All of the data that follows should be retyped exactly, please, except the pictures.

_ _ _ _ _ _ _

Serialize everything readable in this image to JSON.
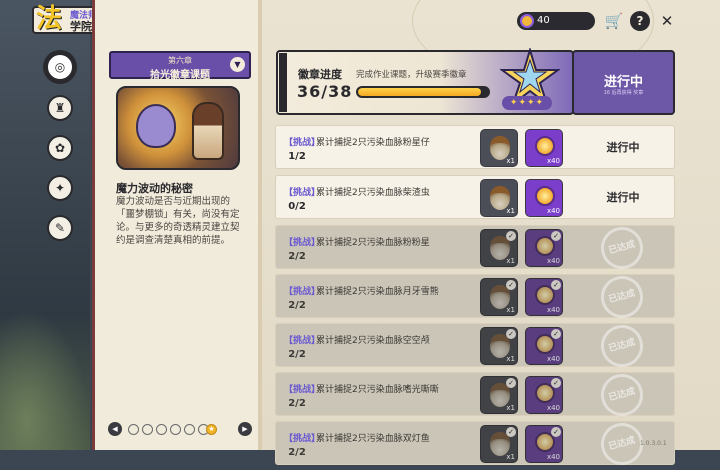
{
  "header": {
    "logo_glyph": "法",
    "subtitle": "魔法师手册",
    "title": "学院作业"
  },
  "sidebar": {
    "items": [
      {
        "name": "compass",
        "glyph": "◎",
        "active": true
      },
      {
        "name": "crest",
        "glyph": "♜",
        "active": false
      },
      {
        "name": "flower",
        "glyph": "✿",
        "active": false
      },
      {
        "name": "sparkle",
        "glyph": "✦",
        "active": false
      },
      {
        "name": "pen",
        "glyph": "✎",
        "active": false
      }
    ]
  },
  "chapter": {
    "number": "第六章",
    "title": "拾光徽章课题",
    "toggle_glyph": "▼",
    "story_title": "魔力波动的秘密",
    "story_text": "魔力波动是否与近期出现的「噩梦棚锁」有关，尚没有定论。与更多的奇透精灵建立契约是调查清楚真相的前提。"
  },
  "pager": {
    "prev_glyph": "◀",
    "next_glyph": "▶",
    "pages": 6,
    "current_star": "★"
  },
  "topbar": {
    "coins": "40",
    "shop_glyph": "🛒",
    "help_glyph": "?",
    "close_glyph": "✕"
  },
  "badge": {
    "title": "徽章进度",
    "desc": "完成作业课题，升级赛季徽章",
    "count": "36/38",
    "progress": 0.947,
    "stars": "✦✦✦✦",
    "status": "进行中",
    "status_sub": "16 后再获得 奖章"
  },
  "tasks": {
    "tag": "【挑战】",
    "rows": [
      {
        "text": "累计捕捉2只污染血脉粉星仔",
        "progress": "1/2",
        "state": "进行中",
        "done": false,
        "qty1": "x1",
        "qty2": "x40"
      },
      {
        "text": "累计捕捉2只污染血脉柴渣虫",
        "progress": "0/2",
        "state": "进行中",
        "done": false,
        "qty1": "x1",
        "qty2": "x40"
      },
      {
        "text": "累计捕捉2只污染血脉粉粉星",
        "progress": "2/2",
        "state": "已达成",
        "done": true,
        "qty1": "x1",
        "qty2": "x40"
      },
      {
        "text": "累计捕捉2只污染血脉月牙雪熊",
        "progress": "2/2",
        "state": "已达成",
        "done": true,
        "qty1": "x1",
        "qty2": "x40"
      },
      {
        "text": "累计捕捉2只污染血脉空空颅",
        "progress": "2/2",
        "state": "已达成",
        "done": true,
        "qty1": "x1",
        "qty2": "x40"
      },
      {
        "text": "累计捕捉2只污染血脉嗜光嘶嘶",
        "progress": "2/2",
        "state": "已达成",
        "done": true,
        "qty1": "x1",
        "qty2": "x40"
      },
      {
        "text": "累计捕捉2只污染血脉双灯鱼",
        "progress": "2/2",
        "state": "已达成",
        "done": true,
        "qty1": "x1",
        "qty2": "x40"
      }
    ]
  },
  "footer": {
    "version": "1.0.3.0.1"
  }
}
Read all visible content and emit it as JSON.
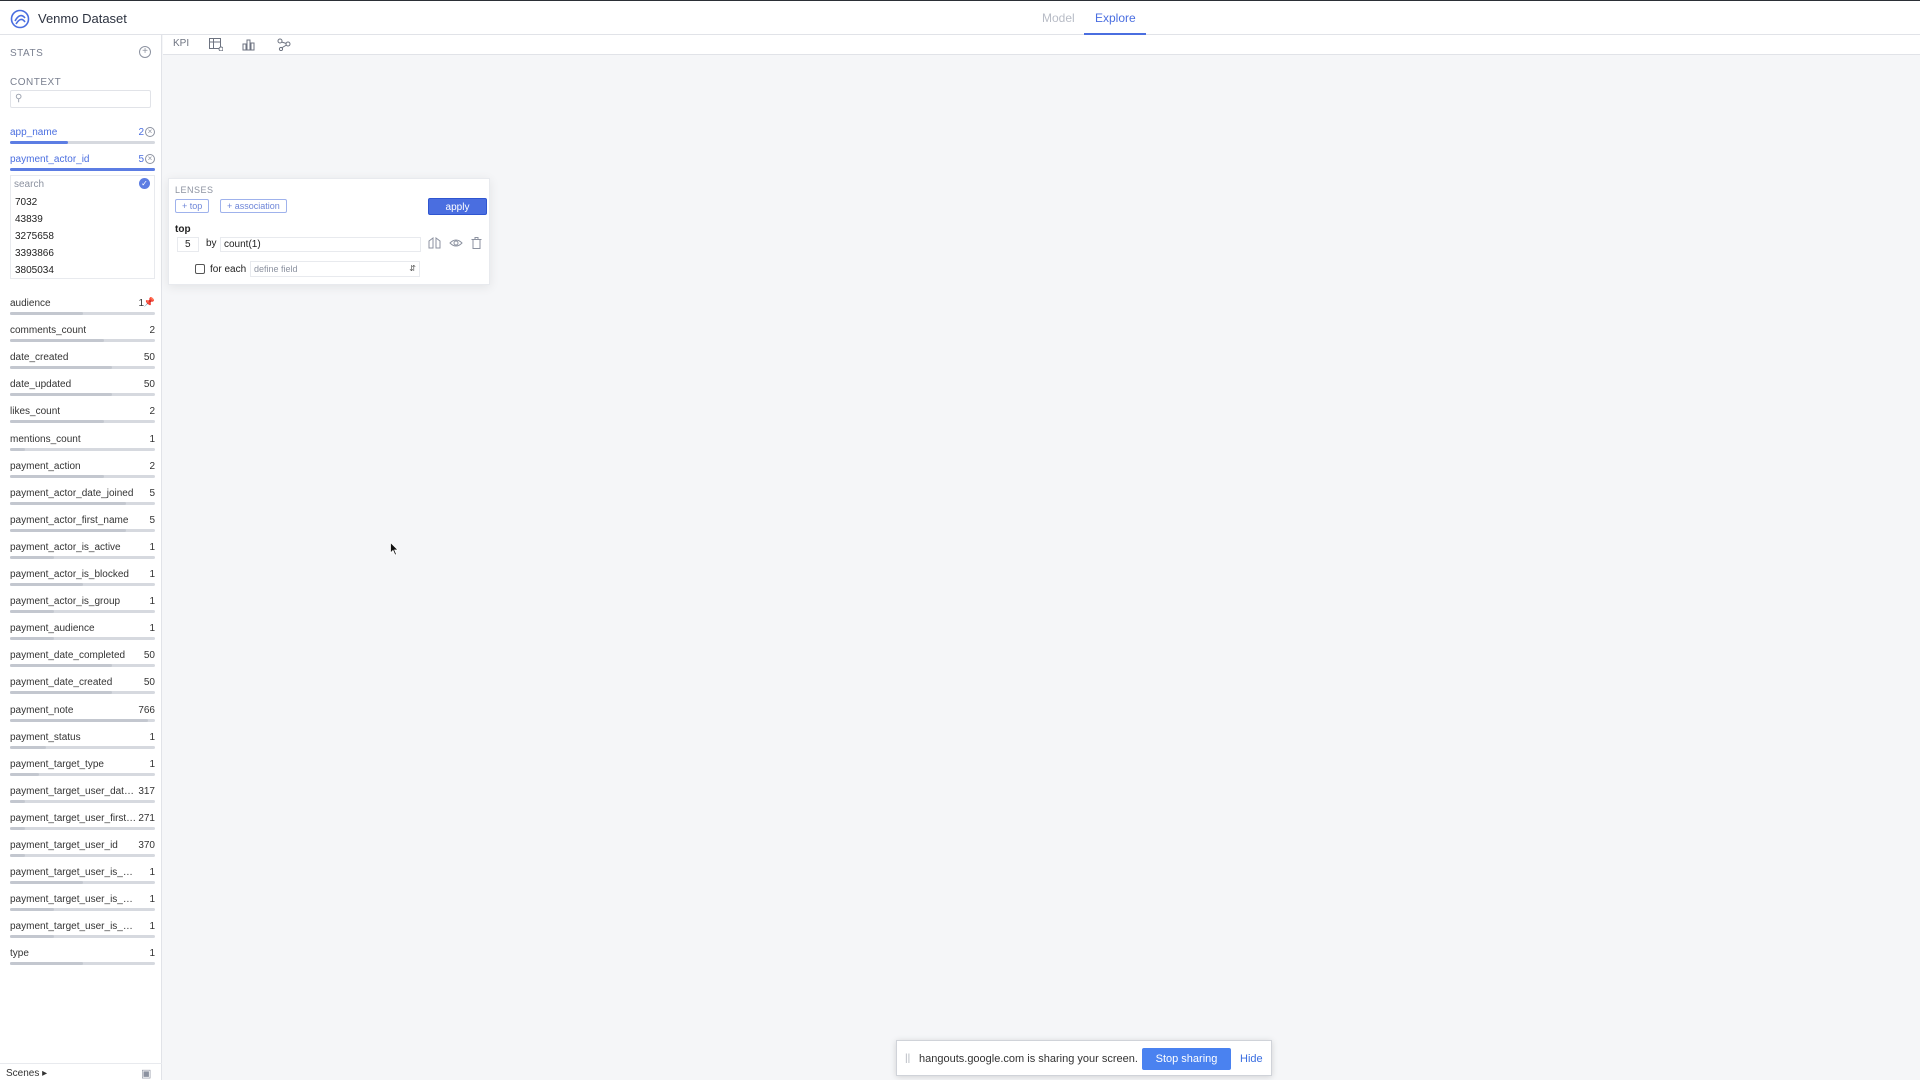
{
  "app": {
    "title": "Venmo Dataset"
  },
  "tabs": [
    {
      "label": "Model"
    },
    {
      "label": "Explore"
    }
  ],
  "colors": {
    "accent": "#4a6ee0",
    "share_button": "#4a82f0"
  },
  "toolbar": {
    "kpi_label": "KPI"
  },
  "sidebar": {
    "stats_label": "STATS",
    "context_label": "CONTEXT",
    "context_fields": [
      {
        "name": "app_name",
        "count": "2",
        "fill": 0.4
      },
      {
        "name": "payment_actor_id",
        "count": "5",
        "fill": 1.0
      }
    ],
    "values_search_placeholder": "search",
    "values": [
      "7032",
      "43839",
      "3275658",
      "3393866",
      "3805034"
    ],
    "fields": [
      {
        "name": "audience",
        "count": "1",
        "fill": 0.5
      },
      {
        "name": "comments_count",
        "count": "2",
        "fill": 0.65
      },
      {
        "name": "date_created",
        "count": "50",
        "fill": 0.7
      },
      {
        "name": "date_updated",
        "count": "50",
        "fill": 0.7
      },
      {
        "name": "likes_count",
        "count": "2",
        "fill": 0.65
      },
      {
        "name": "mentions_count",
        "count": "1",
        "fill": 0.1
      },
      {
        "name": "payment_action",
        "count": "2",
        "fill": 0.65
      },
      {
        "name": "payment_actor_date_joined",
        "count": "5",
        "fill": 0.8
      },
      {
        "name": "payment_actor_first_name",
        "count": "5",
        "fill": 0.8
      },
      {
        "name": "payment_actor_is_active",
        "count": "1",
        "fill": 0.3
      },
      {
        "name": "payment_actor_is_blocked",
        "count": "1",
        "fill": 0.5
      },
      {
        "name": "payment_actor_is_group",
        "count": "1",
        "fill": 0.3
      },
      {
        "name": "payment_audience",
        "count": "1",
        "fill": 0.3
      },
      {
        "name": "payment_date_completed",
        "count": "50",
        "fill": 0.7
      },
      {
        "name": "payment_date_created",
        "count": "50",
        "fill": 0.7
      },
      {
        "name": "payment_note",
        "count": "766",
        "fill": 0.95
      },
      {
        "name": "payment_status",
        "count": "1",
        "fill": 0.25
      },
      {
        "name": "payment_target_type",
        "count": "1",
        "fill": 0.2
      },
      {
        "name": "payment_target_user_date_...",
        "count": "317",
        "fill": 0.1
      },
      {
        "name": "payment_target_user_first_...",
        "count": "271",
        "fill": 0.1
      },
      {
        "name": "payment_target_user_id",
        "count": "370",
        "fill": 0.1
      },
      {
        "name": "payment_target_user_is_active",
        "count": "1",
        "fill": 0.5
      },
      {
        "name": "payment_target_user_is_block...",
        "count": "1",
        "fill": 0.3
      },
      {
        "name": "payment_target_user_is_group",
        "count": "1",
        "fill": 0.3
      },
      {
        "name": "type",
        "count": "1",
        "fill": 0.5
      }
    ],
    "footer_label": "Scenes ▸"
  },
  "lenses": {
    "label": "LENSES",
    "add_top": "+ top",
    "add_association": "+ association",
    "apply_label": "apply",
    "top_label": "top",
    "top_value": "5",
    "by_label": "by",
    "by_value": "count(1)",
    "for_each_label": "for each",
    "define_field_placeholder": "define field"
  },
  "share_bar": {
    "grip": "||",
    "message": "hangouts.google.com is sharing your screen.",
    "stop_label": "Stop sharing",
    "hide_label": "Hide"
  }
}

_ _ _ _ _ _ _

Result of this exercise:
Serialize everything readable in this image to JSON.
{
  "header": {
    "logo_glyph": "法",
    "subtitle": "魔法师手册",
    "title": "学院作业"
  },
  "sidebar": {
    "items": [
      {
        "name": "compass",
        "glyph": "◎",
        "active": true
      },
      {
        "name": "crest",
        "glyph": "♜",
        "active": false
      },
      {
        "name": "flower",
        "glyph": "✿",
        "active": false
      },
      {
        "name": "sparkle",
        "glyph": "✦",
        "active": false
      },
      {
        "name": "pen",
        "glyph": "✎",
        "active": false
      }
    ]
  },
  "chapter": {
    "number": "第六章",
    "title": "拾光徽章课题",
    "toggle_glyph": "▼",
    "story_title": "魔力波动的秘密",
    "story_text": "魔力波动是否与近期出现的「噩梦棚锁」有关，尚没有定论。与更多的奇透精灵建立契约是调查清楚真相的前提。"
  },
  "pager": {
    "prev_glyph": "◀",
    "next_glyph": "▶",
    "pages": 6,
    "current_star": "★"
  },
  "topbar": {
    "coins": "40",
    "shop_glyph": "🛒",
    "help_glyph": "?",
    "close_glyph": "✕"
  },
  "badge": {
    "title": "徽章进度",
    "desc": "完成作业课题，升级赛季徽章",
    "count": "36/38",
    "progress": 0.947,
    "stars": "✦✦✦✦",
    "status": "进行中",
    "status_sub": "16 后再获得 奖章"
  },
  "tasks": {
    "tag": "【挑战】",
    "rows": [
      {
        "text": "累计捕捉2只污染血脉粉星仔",
        "progress": "1/2",
        "state": "进行中",
        "done": false,
        "qty1": "x1",
        "qty2": "x40"
      },
      {
        "text": "累计捕捉2只污染血脉柴渣虫",
        "progress": "0/2",
        "state": "进行中",
        "done": false,
        "qty1": "x1",
        "qty2": "x40"
      },
      {
        "text": "累计捕捉2只污染血脉粉粉星",
        "progress": "2/2",
        "state": "已达成",
        "done": true,
        "qty1": "x1",
        "qty2": "x40"
      },
      {
        "text": "累计捕捉2只污染血脉月牙雪熊",
        "progress": "2/2",
        "state": "已达成",
        "done": true,
        "qty1": "x1",
        "qty2": "x40"
      },
      {
        "text": "累计捕捉2只污染血脉空空颅",
        "progress": "2/2",
        "state": "已达成",
        "done": true,
        "qty1": "x1",
        "qty2": "x40"
      },
      {
        "text": "累计捕捉2只污染血脉嗜光嘶嘶",
        "progress": "2/2",
        "state": "已达成",
        "done": true,
        "qty1": "x1",
        "qty2": "x40"
      },
      {
        "text": "累计捕捉2只污染血脉双灯鱼",
        "progress": "2/2",
        "state": "已达成",
        "done": true,
        "qty1": "x1",
        "qty2": "x40"
      }
    ]
  },
  "footer": {
    "version": "1.0.3.0.1"
  }
}
Read all visible content and emit it as JSON.
{
  "app": {
    "title": "Venmo Dataset"
  },
  "tabs": [
    {
      "label": "Model"
    },
    {
      "label": "Explore"
    }
  ],
  "colors": {
    "accent": "#4a6ee0",
    "share_button": "#4a82f0"
  },
  "toolbar": {
    "kpi_label": "KPI"
  },
  "sidebar": {
    "stats_label": "STATS",
    "context_label": "CONTEXT",
    "context_fields": [
      {
        "name": "app_name",
        "count": "2",
        "fill": 0.4
      },
      {
        "name": "payment_actor_id",
        "count": "5",
        "fill": 1.0
      }
    ],
    "values_search_placeholder": "search",
    "values": [
      "7032",
      "43839",
      "3275658",
      "3393866",
      "3805034"
    ],
    "fields": [
      {
        "name": "audience",
        "count": "1",
        "fill": 0.5
      },
      {
        "name": "comments_count",
        "count": "2",
        "fill": 0.65
      },
      {
        "name": "date_created",
        "count": "50",
        "fill": 0.7
      },
      {
        "name": "date_updated",
        "count": "50",
        "fill": 0.7
      },
      {
        "name": "likes_count",
        "count": "2",
        "fill": 0.65
      },
      {
        "name": "mentions_count",
        "count": "1",
        "fill": 0.1
      },
      {
        "name": "payment_action",
        "count": "2",
        "fill": 0.65
      },
      {
        "name": "payment_actor_date_joined",
        "count": "5",
        "fill": 0.8
      },
      {
        "name": "payment_actor_first_name",
        "count": "5",
        "fill": 0.8
      },
      {
        "name": "payment_actor_is_active",
        "count": "1",
        "fill": 0.3
      },
      {
        "name": "payment_actor_is_blocked",
        "count": "1",
        "fill": 0.5
      },
      {
        "name": "payment_actor_is_group",
        "count": "1",
        "fill": 0.3
      },
      {
        "name": "payment_audience",
        "count": "1",
        "fill": 0.3
      },
      {
        "name": "payment_date_completed",
        "count": "50",
        "fill": 0.7
      },
      {
        "name": "payment_date_created",
        "count": "50",
        "fill": 0.7
      },
      {
        "name": "payment_note",
        "count": "766",
        "fill": 0.95
      },
      {
        "name": "payment_status",
        "count": "1",
        "fill": 0.25
      },
      {
        "name": "payment_target_type",
        "count": "1",
        "fill": 0.2
      },
      {
        "name": "payment_target_user_date_...",
        "count": "317",
        "fill": 0.1
      },
      {
        "name": "payment_target_user_first_...",
        "count": "271",
        "fill": 0.1
      },
      {
        "name": "payment_target_user_id",
        "count": "370",
        "fill": 0.1
      },
      {
        "name": "payment_target_user_is_active",
        "count": "1",
        "fill": 0.5
      },
      {
        "name": "payment_target_user_is_block...",
        "count": "1",
        "fill": 0.3
      },
      {
        "name": "payment_target_user_is_group",
        "count": "1",
        "fill": 0.3
      },
      {
        "name": "type",
        "count": "1",
        "fill": 0.5
      }
    ],
    "footer_label": "Scenes ▸"
  },
  "lenses": {
    "label": "LENSES",
    "add_top": "+ top",
    "add_association": "+ association",
    "apply_label": "apply",
    "top_label": "top",
    "top_value": "5",
    "by_label": "by",
    "by_value": "count(1)",
    "for_each_label": "for each",
    "define_field_placeholder": "define field"
  },
  "share_bar": {
    "grip": "||",
    "message": "hangouts.google.com is sharing your screen.",
    "stop_label": "Stop sharing",
    "hide_label": "Hide"
  }
}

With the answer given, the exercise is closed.